* **App and web page records**:

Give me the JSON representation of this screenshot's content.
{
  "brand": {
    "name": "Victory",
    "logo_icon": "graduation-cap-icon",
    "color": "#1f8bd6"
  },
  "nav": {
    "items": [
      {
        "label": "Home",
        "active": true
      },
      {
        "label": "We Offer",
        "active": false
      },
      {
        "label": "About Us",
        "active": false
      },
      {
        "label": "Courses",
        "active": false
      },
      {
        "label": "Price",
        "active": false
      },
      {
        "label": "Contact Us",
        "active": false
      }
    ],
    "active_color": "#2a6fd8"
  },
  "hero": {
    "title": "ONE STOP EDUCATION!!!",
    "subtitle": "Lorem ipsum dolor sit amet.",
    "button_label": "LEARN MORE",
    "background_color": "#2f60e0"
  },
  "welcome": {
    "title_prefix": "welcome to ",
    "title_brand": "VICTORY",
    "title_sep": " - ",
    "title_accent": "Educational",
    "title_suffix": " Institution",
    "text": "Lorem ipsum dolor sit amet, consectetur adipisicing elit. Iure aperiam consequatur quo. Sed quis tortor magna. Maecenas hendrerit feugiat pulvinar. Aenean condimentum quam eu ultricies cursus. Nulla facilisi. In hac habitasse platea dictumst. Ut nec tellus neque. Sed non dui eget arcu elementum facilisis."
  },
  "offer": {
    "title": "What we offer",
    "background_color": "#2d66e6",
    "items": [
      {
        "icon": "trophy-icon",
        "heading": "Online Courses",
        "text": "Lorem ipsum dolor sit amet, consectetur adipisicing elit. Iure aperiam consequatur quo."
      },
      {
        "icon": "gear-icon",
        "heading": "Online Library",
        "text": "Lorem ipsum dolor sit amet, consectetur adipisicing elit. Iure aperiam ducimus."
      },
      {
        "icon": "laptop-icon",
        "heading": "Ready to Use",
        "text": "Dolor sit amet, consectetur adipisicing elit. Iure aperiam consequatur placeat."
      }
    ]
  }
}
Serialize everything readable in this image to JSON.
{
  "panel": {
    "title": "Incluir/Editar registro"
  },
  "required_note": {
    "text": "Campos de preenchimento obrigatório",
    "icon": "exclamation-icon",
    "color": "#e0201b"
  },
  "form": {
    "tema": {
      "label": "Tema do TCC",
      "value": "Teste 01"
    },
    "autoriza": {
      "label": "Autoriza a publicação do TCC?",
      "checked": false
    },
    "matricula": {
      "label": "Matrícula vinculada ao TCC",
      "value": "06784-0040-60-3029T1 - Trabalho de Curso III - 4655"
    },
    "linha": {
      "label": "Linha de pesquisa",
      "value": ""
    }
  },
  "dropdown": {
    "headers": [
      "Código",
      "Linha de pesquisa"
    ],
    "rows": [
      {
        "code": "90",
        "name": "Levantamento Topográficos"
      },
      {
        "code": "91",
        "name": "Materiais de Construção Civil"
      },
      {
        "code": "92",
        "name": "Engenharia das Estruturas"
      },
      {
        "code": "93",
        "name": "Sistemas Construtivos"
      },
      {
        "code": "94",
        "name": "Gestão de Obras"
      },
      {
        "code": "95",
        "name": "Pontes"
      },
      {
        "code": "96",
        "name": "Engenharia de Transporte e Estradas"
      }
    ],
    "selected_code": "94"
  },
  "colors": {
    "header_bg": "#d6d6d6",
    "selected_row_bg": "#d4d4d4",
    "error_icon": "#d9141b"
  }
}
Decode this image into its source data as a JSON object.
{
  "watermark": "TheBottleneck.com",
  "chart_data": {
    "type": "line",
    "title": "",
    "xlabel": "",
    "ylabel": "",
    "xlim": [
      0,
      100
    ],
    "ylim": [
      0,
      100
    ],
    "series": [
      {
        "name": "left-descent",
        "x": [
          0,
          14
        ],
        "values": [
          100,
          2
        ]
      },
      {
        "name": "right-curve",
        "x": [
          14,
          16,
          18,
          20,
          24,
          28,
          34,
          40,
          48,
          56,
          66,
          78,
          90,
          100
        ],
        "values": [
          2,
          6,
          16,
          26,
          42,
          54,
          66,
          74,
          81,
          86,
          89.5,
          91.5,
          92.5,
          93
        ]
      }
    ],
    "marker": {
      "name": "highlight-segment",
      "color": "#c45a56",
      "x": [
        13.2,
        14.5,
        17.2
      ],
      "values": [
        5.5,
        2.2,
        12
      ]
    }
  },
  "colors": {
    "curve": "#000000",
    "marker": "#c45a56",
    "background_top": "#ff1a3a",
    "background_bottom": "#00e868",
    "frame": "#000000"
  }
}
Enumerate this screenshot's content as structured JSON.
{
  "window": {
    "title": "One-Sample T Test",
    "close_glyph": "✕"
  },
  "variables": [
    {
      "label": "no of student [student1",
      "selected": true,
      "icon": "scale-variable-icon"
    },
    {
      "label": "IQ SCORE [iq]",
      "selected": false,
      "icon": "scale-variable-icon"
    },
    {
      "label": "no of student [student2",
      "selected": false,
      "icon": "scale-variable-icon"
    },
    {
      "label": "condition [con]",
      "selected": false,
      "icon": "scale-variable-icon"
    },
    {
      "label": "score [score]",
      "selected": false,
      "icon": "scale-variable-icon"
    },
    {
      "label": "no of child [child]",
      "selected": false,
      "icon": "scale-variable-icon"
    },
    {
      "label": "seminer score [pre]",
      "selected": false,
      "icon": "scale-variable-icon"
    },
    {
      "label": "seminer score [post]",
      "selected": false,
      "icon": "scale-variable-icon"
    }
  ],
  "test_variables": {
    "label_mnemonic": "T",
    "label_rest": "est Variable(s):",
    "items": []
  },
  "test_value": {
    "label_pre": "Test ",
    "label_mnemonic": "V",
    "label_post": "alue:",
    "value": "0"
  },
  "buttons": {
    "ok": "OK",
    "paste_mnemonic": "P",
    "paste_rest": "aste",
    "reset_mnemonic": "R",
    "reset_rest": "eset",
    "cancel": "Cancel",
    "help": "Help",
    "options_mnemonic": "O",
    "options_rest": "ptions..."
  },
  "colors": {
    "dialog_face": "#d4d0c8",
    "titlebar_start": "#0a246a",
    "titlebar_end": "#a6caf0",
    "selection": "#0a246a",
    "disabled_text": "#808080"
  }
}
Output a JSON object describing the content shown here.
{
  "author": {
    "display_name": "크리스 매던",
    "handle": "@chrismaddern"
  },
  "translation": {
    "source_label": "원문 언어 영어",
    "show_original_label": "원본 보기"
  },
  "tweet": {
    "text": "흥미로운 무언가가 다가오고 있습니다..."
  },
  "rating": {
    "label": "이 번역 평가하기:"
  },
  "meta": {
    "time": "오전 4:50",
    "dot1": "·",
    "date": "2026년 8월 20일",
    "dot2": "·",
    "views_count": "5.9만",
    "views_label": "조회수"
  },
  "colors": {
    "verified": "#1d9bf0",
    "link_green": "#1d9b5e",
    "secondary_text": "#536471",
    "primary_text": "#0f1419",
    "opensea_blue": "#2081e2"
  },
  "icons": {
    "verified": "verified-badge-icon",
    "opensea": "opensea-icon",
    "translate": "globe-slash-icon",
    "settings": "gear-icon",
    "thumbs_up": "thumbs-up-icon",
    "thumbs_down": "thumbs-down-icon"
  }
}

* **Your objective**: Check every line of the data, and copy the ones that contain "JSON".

* **Answer to this exercise**:
Give me the JSON representation of this screenshot's content.
Serialize everything readable in this image to JSON.
Decode this image into its source data as a JSON object.
Enumerate this screenshot's content as structured JSON.
Output a JSON object describing the content shown here.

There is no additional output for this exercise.